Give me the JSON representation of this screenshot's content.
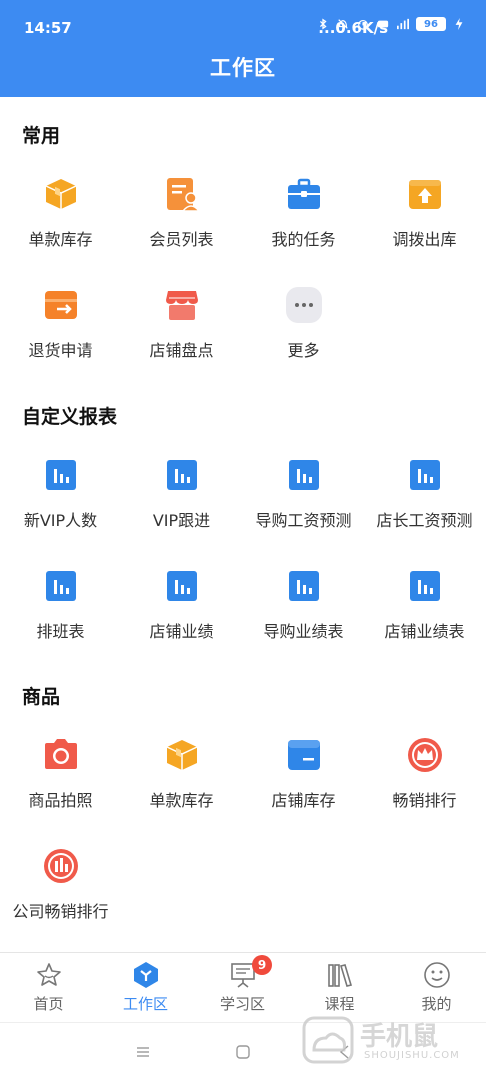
{
  "status_bar": {
    "time": "14:57",
    "network_speed": "...0.6K/s",
    "battery": "96"
  },
  "header": {
    "title": "工作区"
  },
  "sections": [
    {
      "title": "常用",
      "items": [
        {
          "label": "单款库存",
          "icon": "box-icon"
        },
        {
          "label": "会员列表",
          "icon": "member-list-icon"
        },
        {
          "label": "我的任务",
          "icon": "briefcase-icon"
        },
        {
          "label": "调拨出库",
          "icon": "transfer-out-icon"
        },
        {
          "label": "退货申请",
          "icon": "return-icon"
        },
        {
          "label": "店铺盘点",
          "icon": "store-icon"
        },
        {
          "label": "更多",
          "icon": "more-icon"
        }
      ]
    },
    {
      "title": "自定义报表",
      "items": [
        {
          "label": "新VIP人数",
          "icon": "bar-chart-icon"
        },
        {
          "label": "VIP跟进",
          "icon": "bar-chart-icon"
        },
        {
          "label": "导购工资预测",
          "icon": "bar-chart-icon"
        },
        {
          "label": "店长工资预测",
          "icon": "bar-chart-icon"
        },
        {
          "label": "排班表",
          "icon": "bar-chart-icon"
        },
        {
          "label": "店铺业绩",
          "icon": "bar-chart-icon"
        },
        {
          "label": "导购业绩表",
          "icon": "bar-chart-icon"
        },
        {
          "label": "店铺业绩表",
          "icon": "bar-chart-icon"
        }
      ]
    },
    {
      "title": "商品",
      "items": [
        {
          "label": "商品拍照",
          "icon": "camera-icon"
        },
        {
          "label": "单款库存",
          "icon": "box-icon"
        },
        {
          "label": "店铺库存",
          "icon": "folder-icon"
        },
        {
          "label": "畅销排行",
          "icon": "crown-icon"
        },
        {
          "label": "公司畅销排行",
          "icon": "ranking-chart-icon"
        }
      ]
    }
  ],
  "tabbar": {
    "tabs": [
      {
        "label": "首页",
        "icon": "star-icon"
      },
      {
        "label": "工作区",
        "icon": "workspace-icon"
      },
      {
        "label": "学习区",
        "icon": "presentation-icon",
        "badge": "9"
      },
      {
        "label": "课程",
        "icon": "books-icon"
      },
      {
        "label": "我的",
        "icon": "smiley-icon"
      }
    ],
    "active": 1
  },
  "watermark": {
    "text": "手机鼠",
    "sub": "SHOUJISHU.COM"
  },
  "colors": {
    "primary": "#3d8bf2",
    "orange": "#f5a623",
    "red": "#f05a4a"
  }
}
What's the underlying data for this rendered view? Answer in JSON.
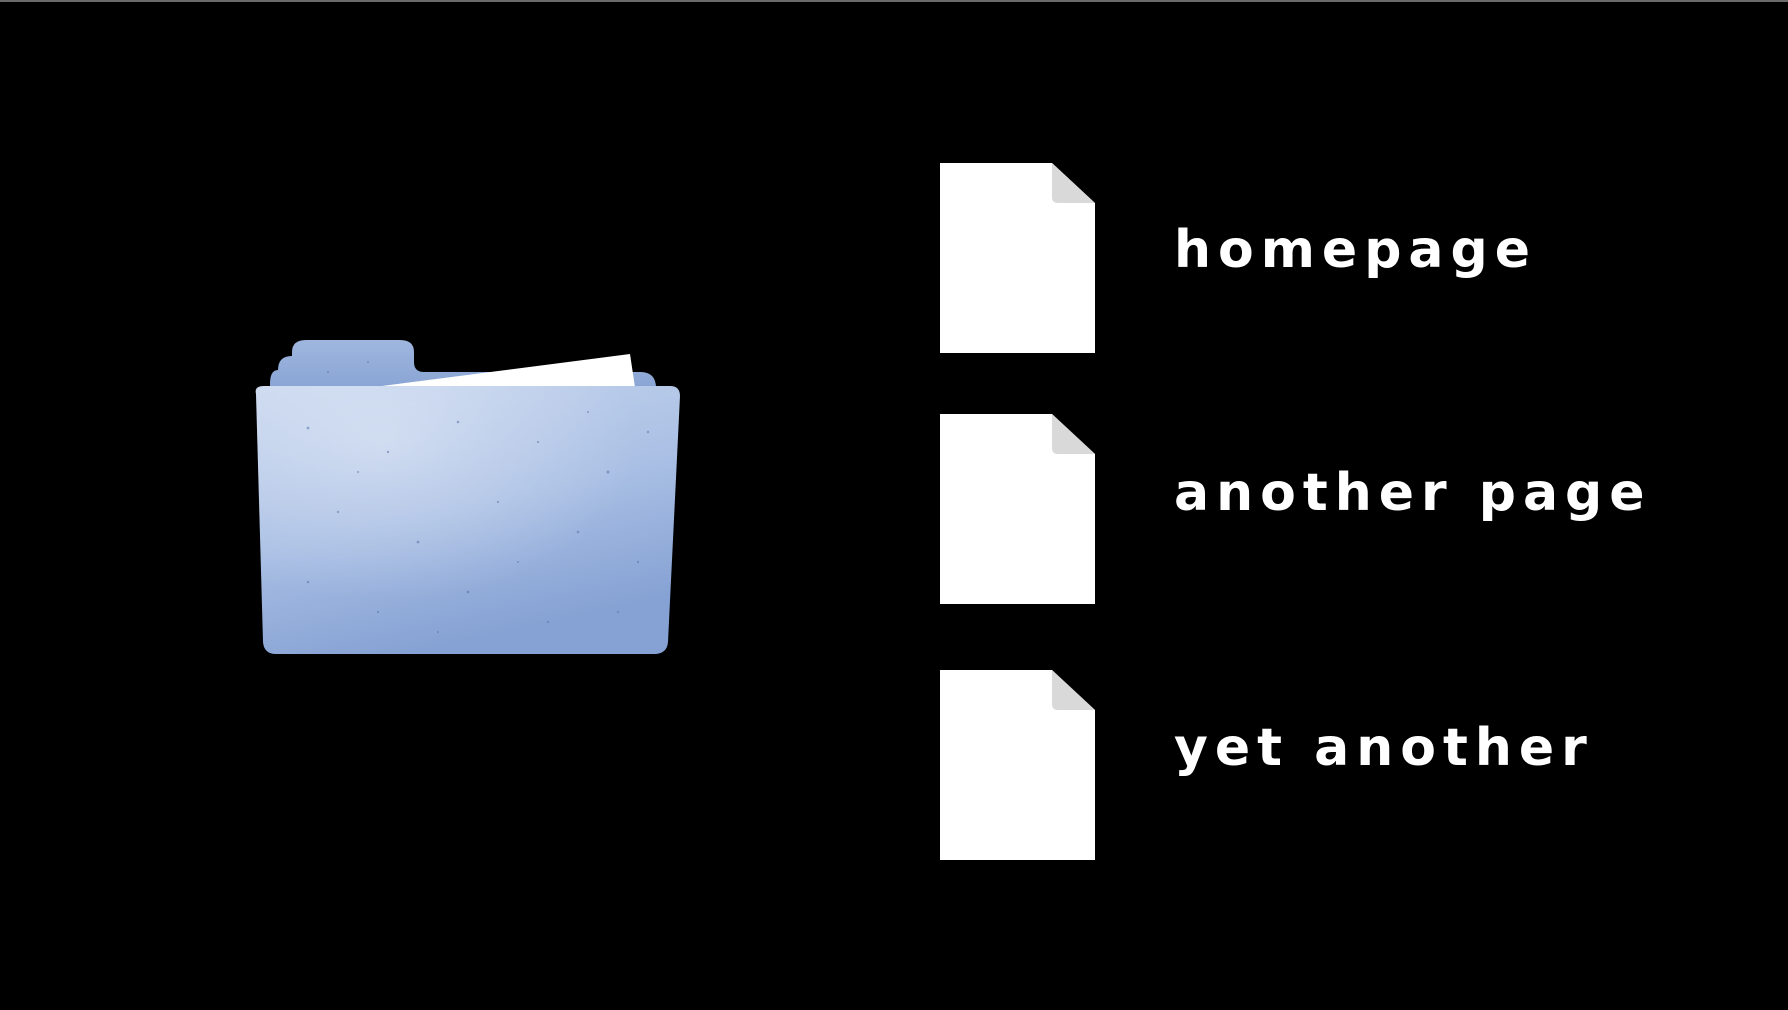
{
  "icons": {
    "folder": "folder-icon",
    "file": "document-icon"
  },
  "colors": {
    "background": "#000000",
    "folder_light": "#b9cbe8",
    "folder_dark": "#8aa5d6",
    "file": "#ffffff",
    "text": "#ffffff"
  },
  "files": [
    {
      "label": "homepage"
    },
    {
      "label": "another page"
    },
    {
      "label": "yet another"
    }
  ]
}
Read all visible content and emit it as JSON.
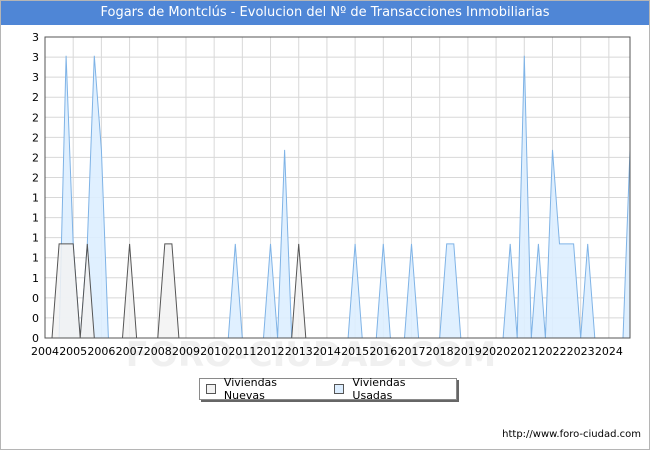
{
  "header": {
    "title": "Fogars de Montclús - Evolucion del Nº de Transacciones Inmobiliarias"
  },
  "footer": {
    "url": "http://www.foro-ciudad.com"
  },
  "legend": {
    "nuevas": "Viviendas Nuevas",
    "usadas": "Viviendas Usadas"
  },
  "watermark": "FORO-CIUDAD.COM",
  "colors": {
    "title_bg": "#4f86d6",
    "nuevas_fill": "#f2f2f2",
    "nuevas_stroke": "#555555",
    "usadas_fill": "#ddeeff",
    "usadas_stroke": "#7fb3e6",
    "grid": "#d8d8d8"
  },
  "chart_data": {
    "type": "area",
    "title": "Fogars de Montclús - Evolucion del Nº de Transacciones Inmobiliarias",
    "x_ticks": [
      "2004",
      "2005",
      "2006",
      "2007",
      "2008",
      "2009",
      "2010",
      "2011",
      "2012",
      "2013",
      "2014",
      "2015",
      "2016",
      "2017",
      "2018",
      "2019",
      "2020",
      "2021",
      "2022",
      "2023",
      "2024"
    ],
    "y_tick_labels": [
      "0",
      "0",
      "0",
      "1",
      "1",
      "1",
      "1",
      "1",
      "2",
      "2",
      "2",
      "2",
      "2",
      "3",
      "3",
      "3"
    ],
    "ylim": [
      0,
      3.2
    ],
    "xlim": [
      2004,
      2024.75
    ],
    "grid": true,
    "legend_position": "bottom-center",
    "series": [
      {
        "name": "Viviendas Nuevas",
        "points": [
          [
            2004.25,
            0
          ],
          [
            2004.5,
            1
          ],
          [
            2004.75,
            1
          ],
          [
            2005.0,
            1
          ],
          [
            2005.25,
            0
          ],
          [
            2005.5,
            1
          ],
          [
            2005.75,
            0
          ],
          [
            2006.75,
            0
          ],
          [
            2007.0,
            1
          ],
          [
            2007.25,
            0
          ],
          [
            2008.0,
            0
          ],
          [
            2008.25,
            1
          ],
          [
            2008.5,
            1
          ],
          [
            2008.75,
            0
          ],
          [
            2012.75,
            0
          ],
          [
            2013.0,
            1
          ],
          [
            2013.25,
            0
          ]
        ]
      },
      {
        "name": "Viviendas Usadas",
        "points": [
          [
            2004.5,
            0
          ],
          [
            2004.75,
            3
          ],
          [
            2005.0,
            1
          ],
          [
            2005.25,
            0
          ],
          [
            2005.5,
            1
          ],
          [
            2005.75,
            3
          ],
          [
            2006.0,
            2
          ],
          [
            2006.25,
            0
          ],
          [
            2010.5,
            0
          ],
          [
            2010.75,
            1
          ],
          [
            2011.0,
            0
          ],
          [
            2011.75,
            0
          ],
          [
            2012.0,
            1
          ],
          [
            2012.25,
            0
          ],
          [
            2012.5,
            2
          ],
          [
            2012.75,
            0
          ],
          [
            2014.75,
            0
          ],
          [
            2015.0,
            1
          ],
          [
            2015.25,
            0
          ],
          [
            2015.75,
            0
          ],
          [
            2016.0,
            1
          ],
          [
            2016.25,
            0
          ],
          [
            2016.75,
            0
          ],
          [
            2017.0,
            1
          ],
          [
            2017.25,
            0
          ],
          [
            2018.0,
            0
          ],
          [
            2018.25,
            1
          ],
          [
            2018.5,
            1
          ],
          [
            2018.75,
            0
          ],
          [
            2020.25,
            0
          ],
          [
            2020.5,
            1
          ],
          [
            2020.75,
            0
          ],
          [
            2021.0,
            3
          ],
          [
            2021.25,
            0
          ],
          [
            2021.5,
            1
          ],
          [
            2021.75,
            0
          ],
          [
            2022.0,
            2
          ],
          [
            2022.25,
            1
          ],
          [
            2022.5,
            1
          ],
          [
            2022.75,
            1
          ],
          [
            2023.0,
            0
          ],
          [
            2023.25,
            1
          ],
          [
            2023.5,
            0
          ],
          [
            2024.5,
            0
          ],
          [
            2024.75,
            2
          ]
        ]
      }
    ]
  }
}
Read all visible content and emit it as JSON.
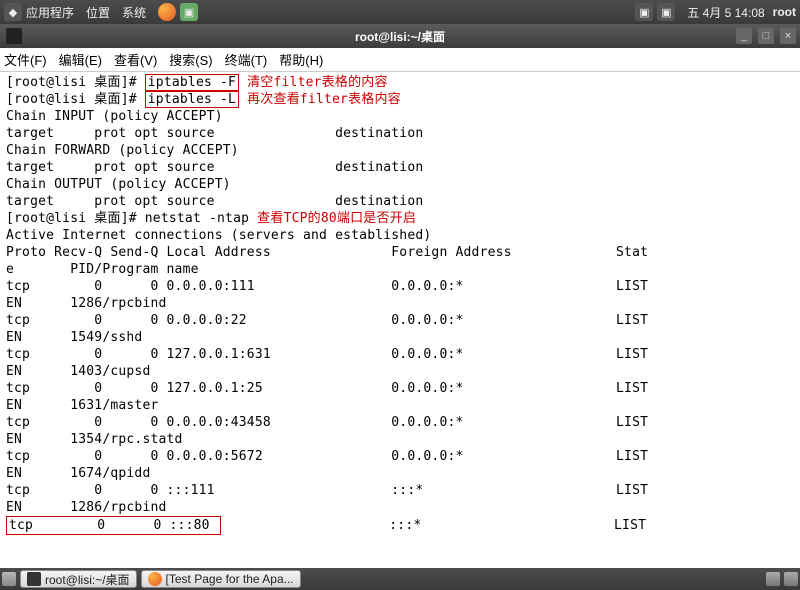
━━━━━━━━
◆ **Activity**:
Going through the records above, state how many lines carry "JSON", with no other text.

◆ **Written solution**:
4